*Work order*. Each record must come back unchanged in your answer, stripped of its images.

**** Task inputs ****

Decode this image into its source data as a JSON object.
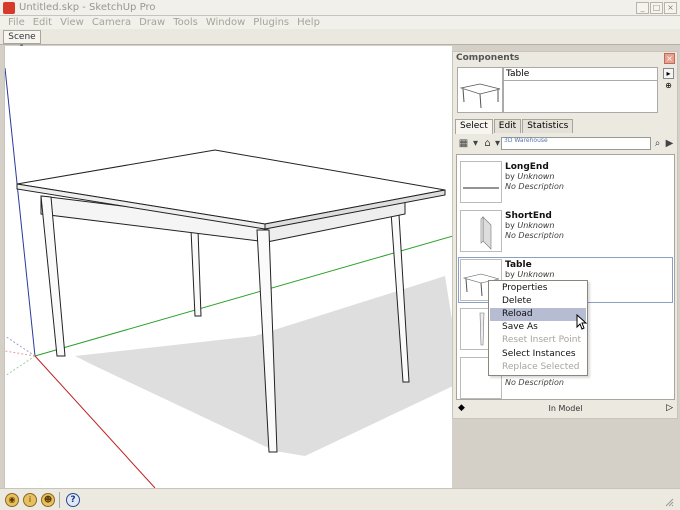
{
  "window": {
    "title": "Untitled.skp - SketchUp Pro"
  },
  "menu": [
    "File",
    "Edit",
    "View",
    "Camera",
    "Draw",
    "Tools",
    "Window",
    "Plugins",
    "Help"
  ],
  "scenes": [
    "Scene 1"
  ],
  "components_panel": {
    "title": "Components",
    "name_value": "Table",
    "tabs": [
      "Select",
      "Edit",
      "Statistics"
    ],
    "search_placeholder": "3D Warehouse",
    "items": [
      {
        "name": "LongEnd",
        "by_prefix": "by",
        "author": "Unknown",
        "description": "No Description"
      },
      {
        "name": "ShortEnd",
        "by_prefix": "by",
        "author": "Unknown",
        "description": "No Description"
      },
      {
        "name": "Table",
        "by_prefix": "by",
        "author": "Unknown",
        "description": "No Description"
      },
      {
        "name": "",
        "by_prefix": "",
        "author": "",
        "description": ""
      },
      {
        "name": "",
        "by_prefix": "",
        "author": "",
        "description": "No Description"
      }
    ],
    "footer": "In Model"
  },
  "context_menu": {
    "items": [
      {
        "label": "Properties",
        "enabled": true
      },
      {
        "label": "Delete",
        "enabled": true
      },
      {
        "label": "Reload",
        "enabled": true,
        "hover": true
      },
      {
        "label": "Save As",
        "enabled": true
      },
      {
        "label": "Reset Insert Point",
        "enabled": false
      },
      {
        "label": "Select Instances",
        "enabled": true
      },
      {
        "label": "Replace Selected",
        "enabled": false
      }
    ]
  },
  "status_icons": [
    "geo-location-icon",
    "credits-icon",
    "user-icon",
    "help-icon"
  ]
}
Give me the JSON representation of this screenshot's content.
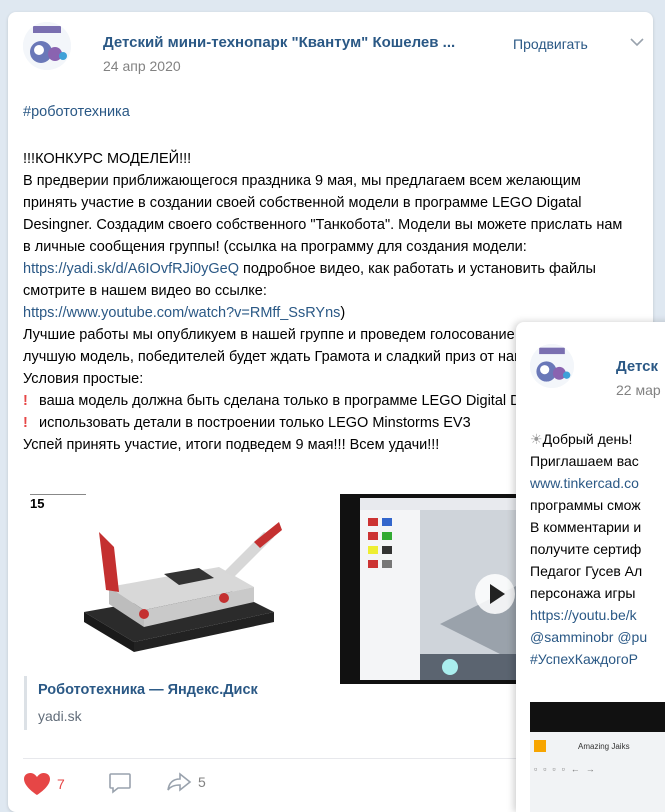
{
  "post1": {
    "author": "Детский мини-технопарк \"Квантум\" Кошелев ...",
    "date": "24 апр 2020",
    "promote_label": "Продвигать",
    "hashtag": "#робототехника",
    "title": "!!!КОНКУРС МОДЕЛЕЙ!!!",
    "para1": "В предверии приближающегося праздника 9 мая, мы предлагаем всем желающим принять участие в создании своей собственной модели в программе LEGO Digatal Desingner. Создадим своего собственного \"Танкобота\". Модели вы можете прислать нам в личные сообщения группы! (ссылка на программу для создания модели: ",
    "link1": "https://yadi.sk/d/A6IOvfRJi0yGeQ",
    "para1b": " подробное видео, как работать и установить файлы смотрите в нашем видео во ссылке:",
    "link2": "https://www.youtube.com/watch?v=RMff_SsRYns",
    "para1c": ")",
    "para2": "Лучшие работы мы опубликуем в нашей группе и проведем голосование за самую лучшую модель, победителей будет ждать Грамота и сладкий приз от нашей команды.",
    "conditions": "Условия простые:",
    "cond1": "ваша модель должна быть сделана только в программе LEGO Digital Designer",
    "cond2": "использовать детали в построении только LEGO Minstorms EV3",
    "closing": "Успей принять участие, итоги подведем 9 мая!!! Всем удачи!!!",
    "robot_label": "15",
    "snippet_title": "Робототехника — Яндекс.Диск",
    "snippet_domain": "yadi.sk",
    "likes": "7",
    "shares": "5",
    "accent": "#2a5885",
    "like_color": "#e64646"
  },
  "post2": {
    "author": "Детск",
    "date": "22 мар",
    "lines": [
      "Добрый день!",
      "Приглашаем вас",
      "www.tinkercad.co",
      "программы смож",
      "В комментарии и",
      "получите сертиф",
      "Педагог Гусев Ал",
      "персонажа игры",
      "https://youtu.be/k",
      "@samminobr @pu",
      "#УспехКаждогоР"
    ],
    "video_title": "Amazing Jaiks"
  }
}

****

*The answer*.
Decode this image into its source data as a JSON object.
{
  "window": {
    "title": "Untitled.skp - SketchUp Pro"
  },
  "menu": [
    "File",
    "Edit",
    "View",
    "Camera",
    "Draw",
    "Tools",
    "Window",
    "Plugins",
    "Help"
  ],
  "scenes": [
    "Scene 1"
  ],
  "components_panel": {
    "title": "Components",
    "name_value": "Table",
    "tabs": [
      "Select",
      "Edit",
      "Statistics"
    ],
    "search_placeholder": "3D Warehouse",
    "items": [
      {
        "name": "LongEnd",
        "by_prefix": "by",
        "author": "Unknown",
        "description": "No Description"
      },
      {
        "name": "ShortEnd",
        "by_prefix": "by",
        "author": "Unknown",
        "description": "No Description"
      },
      {
        "name": "Table",
        "by_prefix": "by",
        "author": "Unknown",
        "description": "No Description"
      },
      {
        "name": "",
        "by_prefix": "",
        "author": "",
        "description": ""
      },
      {
        "name": "",
        "by_prefix": "",
        "author": "",
        "description": "No Description"
      }
    ],
    "footer": "In Model"
  },
  "context_menu": {
    "items": [
      {
        "label": "Properties",
        "enabled": true
      },
      {
        "label": "Delete",
        "enabled": true
      },
      {
        "label": "Reload",
        "enabled": true,
        "hover": true
      },
      {
        "label": "Save As",
        "enabled": true
      },
      {
        "label": "Reset Insert Point",
        "enabled": false
      },
      {
        "label": "Select Instances",
        "enabled": true
      },
      {
        "label": "Replace Selected",
        "enabled": false
      }
    ]
  },
  "status_icons": [
    "geo-location-icon",
    "credits-icon",
    "user-icon",
    "help-icon"
  ]
}
Give me the JSON representation of this screenshot's content.
{
  "post1": {
    "author": "Детский мини-технопарк \"Квантум\" Кошелев ...",
    "date": "24 апр 2020",
    "promote_label": "Продвигать",
    "hashtag": "#робототехника",
    "title": "!!!КОНКУРС МОДЕЛЕЙ!!!",
    "para1": "В предверии приближающегося праздника 9 мая, мы предлагаем всем желающим принять участие в создании своей собственной модели в программе LEGO Digatal Desingner. Создадим своего собственного \"Танкобота\". Модели вы можете прислать нам в личные сообщения группы! (ссылка на программу для создания модели: ",
    "link1": "https://yadi.sk/d/A6IOvfRJi0yGeQ",
    "para1b": " подробное видео, как работать и установить файлы смотрите в нашем видео во ссылке:",
    "link2": "https://www.youtube.com/watch?v=RMff_SsRYns",
    "para1c": ")",
    "para2": "Лучшие работы мы опубликуем в нашей группе и проведем голосование за самую лучшую модель, победителей будет ждать Грамота и сладкий приз от нашей команды.",
    "conditions": "Условия простые:",
    "cond1": "ваша модель должна быть сделана только в программе LEGO Digital Designer",
    "cond2": "использовать детали в построении только LEGO Minstorms EV3",
    "closing": "Успей принять участие, итоги подведем 9 мая!!! Всем удачи!!!",
    "robot_label": "15",
    "snippet_title": "Робототехника — Яндекс.Диск",
    "snippet_domain": "yadi.sk",
    "likes": "7",
    "shares": "5",
    "accent": "#2a5885",
    "like_color": "#e64646"
  },
  "post2": {
    "author": "Детск",
    "date": "22 мар",
    "lines": [
      "Добрый день!",
      "Приглашаем вас",
      "www.tinkercad.co",
      "программы смож",
      "В комментарии и",
      "получите сертиф",
      "Педагог Гусев Ал",
      "персонажа игры",
      "https://youtu.be/k",
      "@samminobr @pu",
      "#УспехКаждогоР"
    ],
    "video_title": "Amazing Jaiks"
  }
}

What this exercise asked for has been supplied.